Exercise aim: Within the entries below, count the lines that hold the string "JSON" and give only that number.

Page and application data records:
- - - - - - -

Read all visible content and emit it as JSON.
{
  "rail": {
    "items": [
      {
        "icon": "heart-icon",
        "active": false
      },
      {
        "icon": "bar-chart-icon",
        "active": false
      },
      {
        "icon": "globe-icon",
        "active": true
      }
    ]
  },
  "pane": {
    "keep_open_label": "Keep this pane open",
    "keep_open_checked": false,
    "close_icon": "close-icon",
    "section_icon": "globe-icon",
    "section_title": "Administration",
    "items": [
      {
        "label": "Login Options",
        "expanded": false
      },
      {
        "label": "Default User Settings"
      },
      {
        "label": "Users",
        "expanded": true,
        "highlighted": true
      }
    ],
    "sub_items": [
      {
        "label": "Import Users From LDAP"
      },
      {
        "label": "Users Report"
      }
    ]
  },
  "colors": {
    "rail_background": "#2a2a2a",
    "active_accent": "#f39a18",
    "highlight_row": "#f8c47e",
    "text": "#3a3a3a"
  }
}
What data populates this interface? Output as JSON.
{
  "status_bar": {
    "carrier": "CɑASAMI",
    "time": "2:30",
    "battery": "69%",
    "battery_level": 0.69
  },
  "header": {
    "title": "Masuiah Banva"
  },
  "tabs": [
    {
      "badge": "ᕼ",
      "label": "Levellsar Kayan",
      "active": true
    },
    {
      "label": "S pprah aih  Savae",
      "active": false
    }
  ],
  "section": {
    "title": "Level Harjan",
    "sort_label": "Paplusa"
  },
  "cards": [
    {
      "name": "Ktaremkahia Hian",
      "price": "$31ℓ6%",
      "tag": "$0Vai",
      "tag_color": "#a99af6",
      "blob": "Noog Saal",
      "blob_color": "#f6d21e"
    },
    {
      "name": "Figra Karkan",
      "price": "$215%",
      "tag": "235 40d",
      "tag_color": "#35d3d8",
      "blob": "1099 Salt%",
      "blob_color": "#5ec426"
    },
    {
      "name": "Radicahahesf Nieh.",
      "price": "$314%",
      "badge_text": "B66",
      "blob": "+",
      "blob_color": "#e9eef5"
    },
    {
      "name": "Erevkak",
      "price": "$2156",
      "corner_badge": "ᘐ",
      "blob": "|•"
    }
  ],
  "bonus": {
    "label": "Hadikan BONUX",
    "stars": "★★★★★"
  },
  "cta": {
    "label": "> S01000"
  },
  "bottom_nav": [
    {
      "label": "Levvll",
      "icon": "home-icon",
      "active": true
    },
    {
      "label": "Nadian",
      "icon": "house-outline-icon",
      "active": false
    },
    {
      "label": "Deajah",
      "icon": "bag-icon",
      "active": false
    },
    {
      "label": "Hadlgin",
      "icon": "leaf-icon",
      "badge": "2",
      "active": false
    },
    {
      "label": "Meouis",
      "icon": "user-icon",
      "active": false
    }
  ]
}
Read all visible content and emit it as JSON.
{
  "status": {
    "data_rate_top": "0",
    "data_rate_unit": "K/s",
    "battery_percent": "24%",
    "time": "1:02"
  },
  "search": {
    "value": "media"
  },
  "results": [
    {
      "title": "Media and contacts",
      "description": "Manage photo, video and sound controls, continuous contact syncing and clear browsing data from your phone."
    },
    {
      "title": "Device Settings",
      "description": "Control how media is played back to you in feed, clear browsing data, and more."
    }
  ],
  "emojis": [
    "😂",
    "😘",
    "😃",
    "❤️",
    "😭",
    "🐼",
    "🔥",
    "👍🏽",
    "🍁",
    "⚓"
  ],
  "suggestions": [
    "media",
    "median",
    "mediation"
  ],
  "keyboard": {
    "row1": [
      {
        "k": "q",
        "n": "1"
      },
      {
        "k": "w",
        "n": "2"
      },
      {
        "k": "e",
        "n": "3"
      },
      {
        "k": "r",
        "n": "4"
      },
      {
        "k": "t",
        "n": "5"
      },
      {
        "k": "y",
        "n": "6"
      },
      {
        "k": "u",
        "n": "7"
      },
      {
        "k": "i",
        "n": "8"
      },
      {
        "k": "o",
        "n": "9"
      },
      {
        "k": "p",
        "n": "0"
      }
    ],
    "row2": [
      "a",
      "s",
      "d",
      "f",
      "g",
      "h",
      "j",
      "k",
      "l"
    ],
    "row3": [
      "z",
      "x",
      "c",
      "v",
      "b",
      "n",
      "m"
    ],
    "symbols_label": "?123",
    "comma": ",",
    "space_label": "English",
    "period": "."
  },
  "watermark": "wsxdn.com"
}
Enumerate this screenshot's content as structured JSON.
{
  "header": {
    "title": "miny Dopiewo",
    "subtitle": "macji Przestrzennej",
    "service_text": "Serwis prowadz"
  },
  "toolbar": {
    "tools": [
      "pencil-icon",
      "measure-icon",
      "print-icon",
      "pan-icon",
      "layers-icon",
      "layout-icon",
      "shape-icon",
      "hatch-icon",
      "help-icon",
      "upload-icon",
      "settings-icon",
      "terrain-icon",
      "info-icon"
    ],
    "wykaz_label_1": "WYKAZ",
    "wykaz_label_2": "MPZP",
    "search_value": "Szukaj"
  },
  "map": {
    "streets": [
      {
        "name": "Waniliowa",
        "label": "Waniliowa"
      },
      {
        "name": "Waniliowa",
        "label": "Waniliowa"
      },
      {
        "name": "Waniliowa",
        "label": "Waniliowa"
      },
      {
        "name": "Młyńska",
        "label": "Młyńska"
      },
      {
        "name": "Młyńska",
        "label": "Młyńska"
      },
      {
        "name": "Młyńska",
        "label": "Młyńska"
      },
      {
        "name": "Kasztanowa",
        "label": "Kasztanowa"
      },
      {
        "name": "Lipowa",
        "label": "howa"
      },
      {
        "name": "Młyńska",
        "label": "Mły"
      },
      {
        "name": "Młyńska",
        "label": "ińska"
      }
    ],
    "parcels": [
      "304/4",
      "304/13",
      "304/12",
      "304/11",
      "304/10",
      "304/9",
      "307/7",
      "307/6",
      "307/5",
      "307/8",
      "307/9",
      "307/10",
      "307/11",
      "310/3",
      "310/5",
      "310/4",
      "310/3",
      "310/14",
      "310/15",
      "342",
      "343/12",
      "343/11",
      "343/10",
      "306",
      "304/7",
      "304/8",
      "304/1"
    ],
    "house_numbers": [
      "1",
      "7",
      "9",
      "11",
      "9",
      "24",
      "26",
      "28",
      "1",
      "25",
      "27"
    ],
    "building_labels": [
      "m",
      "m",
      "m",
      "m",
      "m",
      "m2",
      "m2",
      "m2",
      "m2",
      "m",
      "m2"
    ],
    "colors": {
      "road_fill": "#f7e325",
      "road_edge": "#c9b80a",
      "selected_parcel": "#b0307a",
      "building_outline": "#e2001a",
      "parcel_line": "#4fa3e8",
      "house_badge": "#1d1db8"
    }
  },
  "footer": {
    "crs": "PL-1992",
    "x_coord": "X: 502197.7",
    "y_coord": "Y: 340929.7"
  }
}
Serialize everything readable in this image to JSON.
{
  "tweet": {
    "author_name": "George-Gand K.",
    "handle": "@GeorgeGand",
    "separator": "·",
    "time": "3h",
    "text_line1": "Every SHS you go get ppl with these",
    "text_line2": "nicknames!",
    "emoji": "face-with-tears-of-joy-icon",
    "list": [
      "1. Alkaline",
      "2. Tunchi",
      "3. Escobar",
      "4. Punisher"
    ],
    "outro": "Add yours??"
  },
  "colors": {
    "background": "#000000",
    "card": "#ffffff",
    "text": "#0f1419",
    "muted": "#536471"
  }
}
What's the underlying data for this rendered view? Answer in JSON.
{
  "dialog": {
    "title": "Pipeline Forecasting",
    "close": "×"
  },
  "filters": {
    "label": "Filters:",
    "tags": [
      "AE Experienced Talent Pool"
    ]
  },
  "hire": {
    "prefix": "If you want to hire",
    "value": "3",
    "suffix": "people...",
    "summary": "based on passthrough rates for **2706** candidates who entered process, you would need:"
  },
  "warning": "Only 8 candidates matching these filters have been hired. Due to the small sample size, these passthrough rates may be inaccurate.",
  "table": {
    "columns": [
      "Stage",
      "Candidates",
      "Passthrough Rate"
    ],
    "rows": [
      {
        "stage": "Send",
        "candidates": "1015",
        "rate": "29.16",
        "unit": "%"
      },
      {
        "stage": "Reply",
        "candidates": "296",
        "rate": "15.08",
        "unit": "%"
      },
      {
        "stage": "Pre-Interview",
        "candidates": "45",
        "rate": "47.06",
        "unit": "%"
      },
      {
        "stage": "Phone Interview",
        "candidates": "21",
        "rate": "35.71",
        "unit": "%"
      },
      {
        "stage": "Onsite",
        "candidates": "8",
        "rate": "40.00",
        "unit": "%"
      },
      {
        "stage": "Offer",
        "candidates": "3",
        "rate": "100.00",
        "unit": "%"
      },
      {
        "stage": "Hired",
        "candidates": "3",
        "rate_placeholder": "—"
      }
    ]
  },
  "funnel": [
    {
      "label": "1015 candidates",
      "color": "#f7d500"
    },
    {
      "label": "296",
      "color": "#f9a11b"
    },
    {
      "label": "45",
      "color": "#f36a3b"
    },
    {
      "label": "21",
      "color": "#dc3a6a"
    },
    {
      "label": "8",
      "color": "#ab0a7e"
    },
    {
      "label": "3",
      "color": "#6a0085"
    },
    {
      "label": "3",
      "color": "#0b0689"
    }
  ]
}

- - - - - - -

Output: 6